In his fourth enumeration of error, Welch contends that taking the blood sample violated his constitutional privilege against self-incrimination. We do not agree. Even compelled blood tests do not violate the self-incrimination clause of the United States Constitution, Schmerber v. California, 384 U.S. 757, 760-65 ( 86 S.C. 1826, 16 L.Ed.2d 908) (1966), nor require a suspect to "give testimony tending in any manner to be self-incriminating" within the meaning of Art. I, Sec. I, Par. XVI of the Georgia Constitution. Raines v. White, 248 Ga. 406 ( 284 S.E.2d 7) (1981). (Emphasis supplied.)
A suspect's Fourth Amendment right to be free of unreasonable searches and seizures applies to the compelled withdrawal of blood, Schmerber v. California, supra; however, Welch raises no Fourth Amendment claim, and in any event, in view of the undisputed testimony that Welch was not under arrest when he gave his consent, it is clear that the blood test here was not compelled. Thus the court did not err by refusing to suppress the results of the blood analysis.
4. The trial court did not err by refusing to direct a verdict of life imprisonment simply because the state presented no additional evidence at the sentencing phase of the trial. Evidence presented at the guilt phase of the trial was properly considered by the jury and established the presence of the § b (2) statutory aggravating circumstance (OCGA § 17-10-30 (b) (2)). See Eberheart v. State, 232 Ga. 247, 253 ( 206 S.E.2d 12) (1974). Enumeration 8 is without merit.
5. The trial court did not err by charging (at the guilt phase of the trial): "Malice may be inferred where no considerable provocation appears and where all of the circumstances of the killing show an abandoned and malignant heart." (Emphasis supplied.) Compare OCGA § 16-5-1(b). Whether or not Welch was provoked was a jury issue, and the jury was not required to believe Welch's testimony that he was shot first. Young v. State, 251 Ga. 153, 157-158 ( 303 S.E.2d 431) (1983). Accord Brooks v. Kemp, 762 F.2d 1383 (11th Cir., Case No. 83-8028, decided May 31, 1985) (slip opinion at p. 14). For this reason, Enumeration 10 presents no error.
6. The court did not err by failing to instruct the jury at the sentencing phase of the trial that it could impose a death sentence only if it found that Welch intended to kill. Compare Walker v. State, 254 Ga. 149 (16) ( 327 S.E.2d 475) (1985). Enumeration 12 therefore presents no error.

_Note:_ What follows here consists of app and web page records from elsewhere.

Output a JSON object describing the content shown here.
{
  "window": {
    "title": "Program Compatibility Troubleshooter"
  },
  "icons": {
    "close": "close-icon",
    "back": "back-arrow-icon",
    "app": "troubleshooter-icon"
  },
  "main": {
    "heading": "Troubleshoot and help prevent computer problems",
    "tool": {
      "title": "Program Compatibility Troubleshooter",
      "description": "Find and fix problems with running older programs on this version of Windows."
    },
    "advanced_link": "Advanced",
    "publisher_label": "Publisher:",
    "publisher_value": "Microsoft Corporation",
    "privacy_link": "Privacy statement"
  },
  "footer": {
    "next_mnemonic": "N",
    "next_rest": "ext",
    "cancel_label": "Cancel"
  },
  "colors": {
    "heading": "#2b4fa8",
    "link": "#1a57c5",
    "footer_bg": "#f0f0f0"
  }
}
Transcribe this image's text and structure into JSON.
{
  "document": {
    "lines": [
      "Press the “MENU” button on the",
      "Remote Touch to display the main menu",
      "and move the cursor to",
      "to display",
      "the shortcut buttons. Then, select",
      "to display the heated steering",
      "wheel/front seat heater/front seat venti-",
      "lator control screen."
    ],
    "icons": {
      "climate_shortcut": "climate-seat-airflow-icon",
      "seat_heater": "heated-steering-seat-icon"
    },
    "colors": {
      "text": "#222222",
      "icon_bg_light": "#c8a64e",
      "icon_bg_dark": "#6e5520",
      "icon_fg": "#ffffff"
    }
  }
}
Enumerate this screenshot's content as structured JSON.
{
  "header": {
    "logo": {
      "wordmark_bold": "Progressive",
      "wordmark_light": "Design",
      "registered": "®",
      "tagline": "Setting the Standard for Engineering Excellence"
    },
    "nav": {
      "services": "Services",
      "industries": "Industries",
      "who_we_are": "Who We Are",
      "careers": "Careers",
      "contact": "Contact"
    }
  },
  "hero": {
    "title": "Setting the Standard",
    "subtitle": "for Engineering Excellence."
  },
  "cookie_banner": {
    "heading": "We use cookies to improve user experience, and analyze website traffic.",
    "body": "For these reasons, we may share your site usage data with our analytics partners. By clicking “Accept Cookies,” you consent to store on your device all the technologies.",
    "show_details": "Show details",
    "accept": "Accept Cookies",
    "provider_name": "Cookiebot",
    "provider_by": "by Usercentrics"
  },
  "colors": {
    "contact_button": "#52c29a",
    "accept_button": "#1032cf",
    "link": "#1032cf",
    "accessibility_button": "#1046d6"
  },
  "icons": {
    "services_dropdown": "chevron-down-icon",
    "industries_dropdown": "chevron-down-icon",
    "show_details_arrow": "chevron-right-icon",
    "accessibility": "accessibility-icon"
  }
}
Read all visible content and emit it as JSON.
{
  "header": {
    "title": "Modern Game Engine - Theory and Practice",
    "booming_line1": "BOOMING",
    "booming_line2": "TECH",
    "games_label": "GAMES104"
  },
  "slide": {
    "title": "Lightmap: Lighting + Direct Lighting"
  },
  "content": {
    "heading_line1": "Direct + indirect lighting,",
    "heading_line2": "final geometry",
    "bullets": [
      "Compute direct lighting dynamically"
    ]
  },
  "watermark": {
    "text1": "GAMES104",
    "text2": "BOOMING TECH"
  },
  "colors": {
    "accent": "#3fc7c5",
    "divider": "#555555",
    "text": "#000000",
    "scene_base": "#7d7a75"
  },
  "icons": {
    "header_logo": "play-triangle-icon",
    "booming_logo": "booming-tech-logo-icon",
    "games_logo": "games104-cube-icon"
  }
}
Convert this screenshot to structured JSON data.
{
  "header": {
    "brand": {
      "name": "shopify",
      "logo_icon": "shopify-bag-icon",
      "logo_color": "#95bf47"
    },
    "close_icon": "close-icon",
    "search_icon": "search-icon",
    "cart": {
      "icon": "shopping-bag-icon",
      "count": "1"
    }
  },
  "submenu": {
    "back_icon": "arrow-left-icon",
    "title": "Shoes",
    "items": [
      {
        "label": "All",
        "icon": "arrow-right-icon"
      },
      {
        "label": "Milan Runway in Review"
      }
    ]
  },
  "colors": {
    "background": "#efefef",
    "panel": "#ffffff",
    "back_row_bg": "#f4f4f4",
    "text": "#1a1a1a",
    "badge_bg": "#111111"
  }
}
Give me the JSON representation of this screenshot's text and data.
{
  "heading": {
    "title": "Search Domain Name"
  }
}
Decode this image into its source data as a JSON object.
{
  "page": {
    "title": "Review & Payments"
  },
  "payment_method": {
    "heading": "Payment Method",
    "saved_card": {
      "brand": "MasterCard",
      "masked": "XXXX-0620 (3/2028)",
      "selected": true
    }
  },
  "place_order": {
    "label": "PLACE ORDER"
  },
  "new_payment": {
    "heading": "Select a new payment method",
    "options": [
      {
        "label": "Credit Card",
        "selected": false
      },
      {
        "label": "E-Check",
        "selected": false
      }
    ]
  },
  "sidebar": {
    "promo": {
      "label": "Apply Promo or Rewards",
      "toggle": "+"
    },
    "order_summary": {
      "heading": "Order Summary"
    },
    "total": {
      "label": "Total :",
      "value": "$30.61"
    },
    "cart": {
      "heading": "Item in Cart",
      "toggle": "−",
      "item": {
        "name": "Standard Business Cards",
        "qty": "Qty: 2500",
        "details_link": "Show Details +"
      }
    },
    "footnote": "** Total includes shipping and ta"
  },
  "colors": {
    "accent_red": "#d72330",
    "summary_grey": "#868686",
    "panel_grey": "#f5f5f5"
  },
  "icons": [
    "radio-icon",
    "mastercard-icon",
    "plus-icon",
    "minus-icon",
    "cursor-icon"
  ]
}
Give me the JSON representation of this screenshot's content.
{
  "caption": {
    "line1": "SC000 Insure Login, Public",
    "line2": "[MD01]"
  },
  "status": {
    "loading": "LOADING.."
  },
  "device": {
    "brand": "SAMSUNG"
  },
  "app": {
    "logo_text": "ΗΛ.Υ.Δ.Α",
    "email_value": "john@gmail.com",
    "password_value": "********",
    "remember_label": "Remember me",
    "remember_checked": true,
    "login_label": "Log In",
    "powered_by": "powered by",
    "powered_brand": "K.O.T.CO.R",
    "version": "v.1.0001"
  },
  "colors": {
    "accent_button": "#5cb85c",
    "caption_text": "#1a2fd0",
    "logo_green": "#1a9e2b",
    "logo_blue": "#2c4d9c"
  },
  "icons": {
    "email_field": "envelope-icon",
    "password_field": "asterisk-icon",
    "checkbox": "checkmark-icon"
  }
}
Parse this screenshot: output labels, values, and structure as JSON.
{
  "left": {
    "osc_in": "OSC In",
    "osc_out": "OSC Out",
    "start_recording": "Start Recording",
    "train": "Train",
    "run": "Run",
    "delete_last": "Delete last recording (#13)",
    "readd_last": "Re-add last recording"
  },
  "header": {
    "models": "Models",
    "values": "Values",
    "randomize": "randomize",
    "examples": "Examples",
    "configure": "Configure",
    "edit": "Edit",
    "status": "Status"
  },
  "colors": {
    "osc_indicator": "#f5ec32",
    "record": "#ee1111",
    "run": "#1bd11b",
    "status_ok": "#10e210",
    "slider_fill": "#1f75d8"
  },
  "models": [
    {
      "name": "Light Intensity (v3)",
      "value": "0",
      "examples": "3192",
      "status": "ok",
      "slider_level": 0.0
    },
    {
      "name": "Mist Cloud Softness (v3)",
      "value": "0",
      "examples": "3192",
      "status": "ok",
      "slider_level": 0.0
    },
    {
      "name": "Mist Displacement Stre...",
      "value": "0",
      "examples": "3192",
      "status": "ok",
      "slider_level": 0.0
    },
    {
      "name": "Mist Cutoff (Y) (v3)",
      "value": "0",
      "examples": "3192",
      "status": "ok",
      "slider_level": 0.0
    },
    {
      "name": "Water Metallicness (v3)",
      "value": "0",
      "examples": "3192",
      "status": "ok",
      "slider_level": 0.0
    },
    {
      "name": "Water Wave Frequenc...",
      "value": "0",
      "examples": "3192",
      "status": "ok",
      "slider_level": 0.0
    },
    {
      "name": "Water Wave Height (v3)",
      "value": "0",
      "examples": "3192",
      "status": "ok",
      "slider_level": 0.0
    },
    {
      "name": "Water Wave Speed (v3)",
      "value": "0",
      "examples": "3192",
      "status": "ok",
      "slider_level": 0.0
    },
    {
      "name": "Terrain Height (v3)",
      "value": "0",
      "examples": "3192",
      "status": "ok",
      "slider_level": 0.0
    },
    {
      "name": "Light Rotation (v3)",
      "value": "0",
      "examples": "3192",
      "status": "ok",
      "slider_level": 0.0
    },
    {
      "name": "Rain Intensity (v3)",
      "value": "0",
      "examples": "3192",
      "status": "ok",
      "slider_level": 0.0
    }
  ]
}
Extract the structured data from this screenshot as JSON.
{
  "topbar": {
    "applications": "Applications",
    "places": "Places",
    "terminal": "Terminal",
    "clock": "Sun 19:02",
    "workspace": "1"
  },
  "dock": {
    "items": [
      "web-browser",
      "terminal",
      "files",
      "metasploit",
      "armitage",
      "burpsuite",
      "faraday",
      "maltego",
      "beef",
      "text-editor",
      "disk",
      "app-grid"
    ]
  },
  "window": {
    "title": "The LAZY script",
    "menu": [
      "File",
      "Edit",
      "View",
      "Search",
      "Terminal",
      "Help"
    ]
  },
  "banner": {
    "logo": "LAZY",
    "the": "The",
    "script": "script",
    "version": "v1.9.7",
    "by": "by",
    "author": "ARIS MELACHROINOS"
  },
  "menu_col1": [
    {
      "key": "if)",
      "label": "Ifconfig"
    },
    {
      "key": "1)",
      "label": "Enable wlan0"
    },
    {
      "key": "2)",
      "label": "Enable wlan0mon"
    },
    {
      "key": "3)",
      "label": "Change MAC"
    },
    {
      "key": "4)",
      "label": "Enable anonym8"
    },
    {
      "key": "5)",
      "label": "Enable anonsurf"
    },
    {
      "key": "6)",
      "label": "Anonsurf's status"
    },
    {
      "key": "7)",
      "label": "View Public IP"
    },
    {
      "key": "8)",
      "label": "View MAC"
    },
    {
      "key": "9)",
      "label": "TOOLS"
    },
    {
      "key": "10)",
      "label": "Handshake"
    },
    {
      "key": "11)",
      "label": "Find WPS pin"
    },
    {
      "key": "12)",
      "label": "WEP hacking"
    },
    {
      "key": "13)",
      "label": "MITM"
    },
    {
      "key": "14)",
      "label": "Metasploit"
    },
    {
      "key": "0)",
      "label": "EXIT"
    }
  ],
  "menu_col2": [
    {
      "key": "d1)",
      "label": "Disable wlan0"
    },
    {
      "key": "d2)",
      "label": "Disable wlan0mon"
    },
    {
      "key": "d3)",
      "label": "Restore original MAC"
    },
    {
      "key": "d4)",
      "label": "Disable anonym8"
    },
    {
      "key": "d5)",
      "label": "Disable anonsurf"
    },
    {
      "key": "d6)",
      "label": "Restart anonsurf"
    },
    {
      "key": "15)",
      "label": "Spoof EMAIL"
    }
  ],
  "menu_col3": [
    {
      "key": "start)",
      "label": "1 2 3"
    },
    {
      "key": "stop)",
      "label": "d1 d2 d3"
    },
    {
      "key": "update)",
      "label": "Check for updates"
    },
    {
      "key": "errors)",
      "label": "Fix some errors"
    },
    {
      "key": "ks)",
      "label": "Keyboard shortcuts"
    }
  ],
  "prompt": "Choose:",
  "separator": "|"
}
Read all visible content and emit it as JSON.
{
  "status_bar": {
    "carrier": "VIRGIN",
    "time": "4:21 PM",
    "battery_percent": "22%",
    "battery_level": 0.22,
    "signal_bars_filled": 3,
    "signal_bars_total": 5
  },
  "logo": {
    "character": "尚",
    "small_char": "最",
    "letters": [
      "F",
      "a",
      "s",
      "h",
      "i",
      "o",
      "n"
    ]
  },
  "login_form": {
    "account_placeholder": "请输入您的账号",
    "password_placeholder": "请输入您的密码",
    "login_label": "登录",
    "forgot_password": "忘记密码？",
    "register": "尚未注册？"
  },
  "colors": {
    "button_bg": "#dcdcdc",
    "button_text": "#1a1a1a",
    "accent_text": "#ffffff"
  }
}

7. Concerning Enumeration 14, we find that the state was not barred from seeking the death penalty simply because Welch was reindicted, even if the purpose of the re-indictment was to remedy the state's failure to timely begin following the Unified Appeal Procedure under the first indictment.
8. Regarding Welch's seventeenth enumeration of error, we do not agree that the practice of death-qualification of jurors is unconstitutional. Mincey v. State, 251 Ga. 255 (2) ( 304 S.E.2d 882) (1983).
9. Nor do we agree, contrary to Enumeration 18, that our death penalty laws are unconstitutional.
11. Welch's contention that the evidence does not support the jury's finding of a statutory aggravating circumstance (double murder) is premised upon his theory that as to the death of Jay Fisher he is guilty of, at most, only voluntary manslaughter. The evidence, however, is, as we stated previously, sufficient to support his conviction on two counts of murder, and it is therefore sufficient to support the jury's sentencing verdict beyond a reasonable doubt. OCGA § 17-10-35 (c) (2).
12. We need not address Welch's remaining enumerations of error. We find that they are not likely to occur on retrial, or that the court's dispositions were appropriate.
Judgment reversed. All the Justices concur, except Weltner, J., who dissents.